Traditional cakes or bread with symbolic items baked inside are a New Year's custom in many places. In Greece, sweet breads often contain coins, and the person who gets the slice with the coin will have good luck that year. In England, Christmas puddings often contain coins or small trinkets which symbolize what will happen to you in the new year. In Mexico, a traditional king's cake, or rosca de reyes, contains a doll, and the person who gets the doll becomes king for the day and must find a woman to be his queen. In Holland. the New Year's treat is Olie Bollen or "oil balls" which are a type of puffy doughnut filled with apples, raisins and currants.
Eating Noodles at Midnight
Image: Soba via Shutterstock
In Japan, buckwheat soba noodles are an important part of the Japanese New Year celebrations. The long noodles symbolize long life, and you should take care to eat them without breaking the noodles. Buddhist monks also eat a type of crunchy noodles at midnight on New Year's Eve, and in Buddhist temples bells are rung 108 times.
Image: Linzer cookies via Shutterstock
Foods like doughnuts or bagels that are shaped like rings are thought by some people to represent the year coming full circle, and bring luck. An example of this type of lucky food is the Linzer Torte Cookies eaten in many Eastern European countries.
Image: Grapes via Shutterstock
In Spain, Portugal, Mexico, Cuba, Ecuador and Peru, it is often traditional to eat 12 grapes at the stroke of midnight, one for each month in the coming year. Some people say the name of the month as they eat each grape, and if that grape is sweet, it will be a good month.
How Do Food Bloggers Celebrate the New Year?
Image: Black-Eyed Pea Soup courtesy of Kalyn's Kitchen

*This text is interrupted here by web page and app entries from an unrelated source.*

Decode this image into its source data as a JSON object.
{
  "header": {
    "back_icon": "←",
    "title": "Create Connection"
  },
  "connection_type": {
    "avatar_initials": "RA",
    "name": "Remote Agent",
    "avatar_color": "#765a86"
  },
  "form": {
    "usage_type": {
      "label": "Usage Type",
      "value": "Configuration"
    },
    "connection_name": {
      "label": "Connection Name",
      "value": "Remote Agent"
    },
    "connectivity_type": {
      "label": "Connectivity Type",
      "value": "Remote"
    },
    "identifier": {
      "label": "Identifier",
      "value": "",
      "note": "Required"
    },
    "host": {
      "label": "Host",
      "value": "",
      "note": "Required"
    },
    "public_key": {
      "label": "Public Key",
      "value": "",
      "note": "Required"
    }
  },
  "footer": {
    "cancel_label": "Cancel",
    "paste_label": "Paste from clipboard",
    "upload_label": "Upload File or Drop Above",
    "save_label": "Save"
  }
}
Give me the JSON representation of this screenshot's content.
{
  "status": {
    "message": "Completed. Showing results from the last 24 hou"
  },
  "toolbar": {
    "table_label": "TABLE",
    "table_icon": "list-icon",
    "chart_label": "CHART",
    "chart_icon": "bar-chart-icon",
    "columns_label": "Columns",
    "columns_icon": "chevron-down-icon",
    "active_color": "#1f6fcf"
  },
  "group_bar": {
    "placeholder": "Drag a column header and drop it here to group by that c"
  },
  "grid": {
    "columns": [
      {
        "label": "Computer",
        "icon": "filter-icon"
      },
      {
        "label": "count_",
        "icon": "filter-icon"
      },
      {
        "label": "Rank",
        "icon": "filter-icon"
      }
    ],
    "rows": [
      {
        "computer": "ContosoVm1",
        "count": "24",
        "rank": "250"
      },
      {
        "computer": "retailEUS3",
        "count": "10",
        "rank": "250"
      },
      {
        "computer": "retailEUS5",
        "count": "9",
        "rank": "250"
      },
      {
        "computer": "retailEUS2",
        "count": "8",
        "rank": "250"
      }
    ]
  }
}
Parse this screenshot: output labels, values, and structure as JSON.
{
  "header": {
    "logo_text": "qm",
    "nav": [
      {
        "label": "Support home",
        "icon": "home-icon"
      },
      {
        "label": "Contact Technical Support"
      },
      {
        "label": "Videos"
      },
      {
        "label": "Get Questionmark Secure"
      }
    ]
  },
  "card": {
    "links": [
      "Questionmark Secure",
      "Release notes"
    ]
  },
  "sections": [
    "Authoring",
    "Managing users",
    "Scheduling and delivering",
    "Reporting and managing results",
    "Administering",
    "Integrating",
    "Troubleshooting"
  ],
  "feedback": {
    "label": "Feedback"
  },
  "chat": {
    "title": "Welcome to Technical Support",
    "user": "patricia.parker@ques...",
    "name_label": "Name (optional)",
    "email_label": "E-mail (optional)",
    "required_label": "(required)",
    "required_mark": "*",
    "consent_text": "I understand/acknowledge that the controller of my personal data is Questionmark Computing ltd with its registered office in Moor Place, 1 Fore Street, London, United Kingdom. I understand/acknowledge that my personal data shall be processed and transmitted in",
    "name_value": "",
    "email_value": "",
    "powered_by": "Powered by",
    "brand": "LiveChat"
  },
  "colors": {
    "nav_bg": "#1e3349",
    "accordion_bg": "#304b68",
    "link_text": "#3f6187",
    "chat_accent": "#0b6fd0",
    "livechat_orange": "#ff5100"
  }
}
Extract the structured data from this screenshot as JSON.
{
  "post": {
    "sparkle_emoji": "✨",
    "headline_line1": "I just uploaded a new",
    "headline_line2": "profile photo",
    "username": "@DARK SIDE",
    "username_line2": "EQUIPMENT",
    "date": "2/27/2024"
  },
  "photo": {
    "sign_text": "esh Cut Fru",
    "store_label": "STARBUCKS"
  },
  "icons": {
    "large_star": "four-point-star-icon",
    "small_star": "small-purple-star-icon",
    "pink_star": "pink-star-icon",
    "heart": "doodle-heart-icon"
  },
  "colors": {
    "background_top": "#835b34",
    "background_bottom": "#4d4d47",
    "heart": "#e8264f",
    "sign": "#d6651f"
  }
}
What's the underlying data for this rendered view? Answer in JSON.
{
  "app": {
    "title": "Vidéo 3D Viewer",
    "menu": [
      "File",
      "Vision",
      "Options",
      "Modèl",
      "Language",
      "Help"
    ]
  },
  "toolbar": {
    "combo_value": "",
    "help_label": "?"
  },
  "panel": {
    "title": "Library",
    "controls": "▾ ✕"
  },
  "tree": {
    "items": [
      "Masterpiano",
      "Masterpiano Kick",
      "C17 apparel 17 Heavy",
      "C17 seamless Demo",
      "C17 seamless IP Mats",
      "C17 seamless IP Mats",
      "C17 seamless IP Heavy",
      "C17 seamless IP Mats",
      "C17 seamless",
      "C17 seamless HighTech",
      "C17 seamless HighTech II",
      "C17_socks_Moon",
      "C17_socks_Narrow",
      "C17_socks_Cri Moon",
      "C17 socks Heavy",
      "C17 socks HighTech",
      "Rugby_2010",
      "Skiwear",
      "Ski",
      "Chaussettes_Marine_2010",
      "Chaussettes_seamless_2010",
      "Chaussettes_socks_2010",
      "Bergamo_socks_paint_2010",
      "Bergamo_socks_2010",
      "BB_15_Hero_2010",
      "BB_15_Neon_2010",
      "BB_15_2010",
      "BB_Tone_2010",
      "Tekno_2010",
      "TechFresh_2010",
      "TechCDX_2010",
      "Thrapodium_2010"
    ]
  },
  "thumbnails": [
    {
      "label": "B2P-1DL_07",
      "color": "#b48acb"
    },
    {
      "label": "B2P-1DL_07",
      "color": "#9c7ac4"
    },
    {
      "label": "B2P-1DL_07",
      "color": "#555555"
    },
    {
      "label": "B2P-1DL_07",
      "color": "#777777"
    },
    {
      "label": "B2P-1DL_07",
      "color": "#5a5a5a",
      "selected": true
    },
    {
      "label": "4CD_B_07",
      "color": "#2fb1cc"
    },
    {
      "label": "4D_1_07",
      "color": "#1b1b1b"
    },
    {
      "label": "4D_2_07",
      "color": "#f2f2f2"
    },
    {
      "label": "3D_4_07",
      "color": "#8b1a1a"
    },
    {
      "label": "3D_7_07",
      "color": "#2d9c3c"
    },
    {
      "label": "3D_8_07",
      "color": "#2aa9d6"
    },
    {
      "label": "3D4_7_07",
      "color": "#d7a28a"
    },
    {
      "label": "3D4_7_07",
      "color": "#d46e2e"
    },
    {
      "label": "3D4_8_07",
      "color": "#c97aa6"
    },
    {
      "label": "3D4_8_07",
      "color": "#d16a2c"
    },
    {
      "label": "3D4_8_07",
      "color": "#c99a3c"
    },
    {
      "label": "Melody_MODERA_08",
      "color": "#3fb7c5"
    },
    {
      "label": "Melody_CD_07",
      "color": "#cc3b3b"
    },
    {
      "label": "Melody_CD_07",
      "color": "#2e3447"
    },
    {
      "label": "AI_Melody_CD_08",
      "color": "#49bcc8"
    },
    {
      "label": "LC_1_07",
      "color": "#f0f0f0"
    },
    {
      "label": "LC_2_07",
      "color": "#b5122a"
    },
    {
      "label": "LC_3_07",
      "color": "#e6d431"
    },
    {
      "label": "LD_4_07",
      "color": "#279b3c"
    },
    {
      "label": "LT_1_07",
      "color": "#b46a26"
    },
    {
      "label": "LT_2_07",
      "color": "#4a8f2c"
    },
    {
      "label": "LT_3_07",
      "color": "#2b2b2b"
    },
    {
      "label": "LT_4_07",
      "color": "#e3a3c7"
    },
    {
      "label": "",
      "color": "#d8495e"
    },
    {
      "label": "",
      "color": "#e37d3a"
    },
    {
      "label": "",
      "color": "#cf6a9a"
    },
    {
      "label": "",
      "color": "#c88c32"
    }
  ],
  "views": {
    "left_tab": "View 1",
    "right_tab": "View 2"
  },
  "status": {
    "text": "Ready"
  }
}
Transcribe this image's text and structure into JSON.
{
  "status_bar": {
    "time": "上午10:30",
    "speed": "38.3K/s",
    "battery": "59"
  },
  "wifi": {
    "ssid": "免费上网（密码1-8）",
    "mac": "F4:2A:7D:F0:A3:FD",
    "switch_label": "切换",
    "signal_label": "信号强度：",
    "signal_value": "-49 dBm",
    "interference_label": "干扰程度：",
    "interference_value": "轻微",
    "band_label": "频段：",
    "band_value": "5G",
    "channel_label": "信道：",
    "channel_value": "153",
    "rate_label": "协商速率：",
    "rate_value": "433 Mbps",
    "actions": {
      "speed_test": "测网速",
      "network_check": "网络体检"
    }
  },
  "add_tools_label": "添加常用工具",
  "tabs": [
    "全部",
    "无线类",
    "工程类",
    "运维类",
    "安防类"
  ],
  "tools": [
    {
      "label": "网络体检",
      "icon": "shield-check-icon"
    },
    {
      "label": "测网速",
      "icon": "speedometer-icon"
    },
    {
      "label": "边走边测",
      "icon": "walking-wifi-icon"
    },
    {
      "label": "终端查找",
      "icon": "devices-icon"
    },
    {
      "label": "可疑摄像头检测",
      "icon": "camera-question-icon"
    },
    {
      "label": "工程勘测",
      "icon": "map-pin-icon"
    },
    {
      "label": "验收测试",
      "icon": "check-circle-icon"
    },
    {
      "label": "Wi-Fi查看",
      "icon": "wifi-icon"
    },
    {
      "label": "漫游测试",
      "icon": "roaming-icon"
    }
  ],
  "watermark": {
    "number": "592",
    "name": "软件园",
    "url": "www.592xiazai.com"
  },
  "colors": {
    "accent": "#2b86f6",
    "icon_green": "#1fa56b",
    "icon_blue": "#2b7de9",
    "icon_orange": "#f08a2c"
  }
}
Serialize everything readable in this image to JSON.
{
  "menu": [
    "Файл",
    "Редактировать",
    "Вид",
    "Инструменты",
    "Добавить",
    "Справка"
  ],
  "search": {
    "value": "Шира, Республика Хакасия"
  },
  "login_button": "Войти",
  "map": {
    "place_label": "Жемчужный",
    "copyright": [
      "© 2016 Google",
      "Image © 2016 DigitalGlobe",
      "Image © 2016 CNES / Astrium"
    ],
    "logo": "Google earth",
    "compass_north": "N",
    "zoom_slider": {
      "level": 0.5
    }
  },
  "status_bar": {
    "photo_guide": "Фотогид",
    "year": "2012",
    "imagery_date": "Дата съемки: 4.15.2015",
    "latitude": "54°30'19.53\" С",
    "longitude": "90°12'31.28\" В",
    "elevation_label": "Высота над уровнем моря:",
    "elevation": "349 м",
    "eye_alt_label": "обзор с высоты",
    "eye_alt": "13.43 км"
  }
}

Maki from Just Hungry remembers New Year's Eve Feasts in Japan. Black-eyed peas are essential for Lisa from Homesick Texan. The Joy of Soup makes Lucky Bean Soup for New Year's Eve. Love and Cooking makes New Year's Lentil Soup. In Paris, Ms. Glaze will be sharing a New Year's Eve menu, starting with Gateau Chocolat. It's no surprise that Alison from Sushi Day always has Sushi on New Years. At Tezcape - An Escape to Food, Tigerfish thinks of abundance in the new year when she prepares Fried Fish in Soy Sauce and Ginger.
More from food